**Assigned task**: Please print the records below word for word.

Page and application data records
════════
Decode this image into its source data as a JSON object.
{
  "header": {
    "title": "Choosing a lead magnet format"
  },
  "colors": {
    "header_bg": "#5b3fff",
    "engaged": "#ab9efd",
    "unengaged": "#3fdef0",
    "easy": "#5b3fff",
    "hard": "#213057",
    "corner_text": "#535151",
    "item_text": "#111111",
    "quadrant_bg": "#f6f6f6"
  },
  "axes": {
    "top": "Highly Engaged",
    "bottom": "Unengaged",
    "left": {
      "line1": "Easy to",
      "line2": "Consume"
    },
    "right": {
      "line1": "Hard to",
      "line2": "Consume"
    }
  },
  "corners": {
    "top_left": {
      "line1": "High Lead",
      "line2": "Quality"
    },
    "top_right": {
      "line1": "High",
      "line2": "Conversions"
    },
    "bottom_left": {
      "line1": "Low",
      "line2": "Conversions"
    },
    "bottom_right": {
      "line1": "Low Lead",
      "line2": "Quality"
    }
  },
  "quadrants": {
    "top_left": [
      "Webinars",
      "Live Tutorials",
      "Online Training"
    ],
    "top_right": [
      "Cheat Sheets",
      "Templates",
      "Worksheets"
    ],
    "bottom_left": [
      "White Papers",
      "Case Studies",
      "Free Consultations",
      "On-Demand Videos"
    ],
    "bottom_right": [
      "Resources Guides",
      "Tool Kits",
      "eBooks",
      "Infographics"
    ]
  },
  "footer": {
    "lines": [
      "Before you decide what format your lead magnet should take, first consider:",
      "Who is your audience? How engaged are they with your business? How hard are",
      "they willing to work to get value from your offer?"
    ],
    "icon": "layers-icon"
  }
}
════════
**Solution for this problem**:
Decode this image into its source data as a JSON object.
{
  "header": {
    "title": "Choosing a lead magnet format"
  },
  "colors": {
    "header_bg": "#5b3fff",
    "engaged": "#ab9efd",
    "unengaged": "#3fdef0",
    "easy": "#5b3fff",
    "hard": "#213057",
    "corner_text": "#535151",
    "item_text": "#111111",
    "quadrant_bg": "#f6f6f6"
  },
  "axes": {
    "top": "Highly Engaged",
    "bottom": "Unengaged",
    "left": {
      "line1": "Easy to",
      "line2": "Consume"
    },
    "right": {
      "line1": "Hard to",
      "line2": "Consume"
    }
  },
  "corners": {
    "top_left": {
      "line1": "High Lead",
      "line2": "Quality"
    },
    "top_right": {
      "line1": "High",
      "line2": "Conversions"
    },
    "bottom_left": {
      "line1": "Low",
      "line2": "Conversions"
    },
    "bottom_right": {
      "line1": "Low Lead",
      "line2": "Quality"
    }
  },
  "quadrants": {
    "top_left": [
      "Webinars",
      "Live Tutorials",
      "Online Training"
    ],
    "top_right": [
      "Cheat Sheets",
      "Templates",
      "Worksheets"
    ],
    "bottom_left": [
      "White Papers",
      "Case Studies",
      "Free Consultations",
      "On-Demand Videos"
    ],
    "bottom_right": [
      "Resources Guides",
      "Tool Kits",
      "eBooks",
      "Infographics"
    ]
  },
  "footer": {
    "lines": [
      "Before you decide what format your lead magnet should take, first consider:",
      "Who is your audience? How engaged are they with your business? How hard are",
      "they willing to work to get value from your offer?"
    ],
    "icon": "layers-icon"
  }
}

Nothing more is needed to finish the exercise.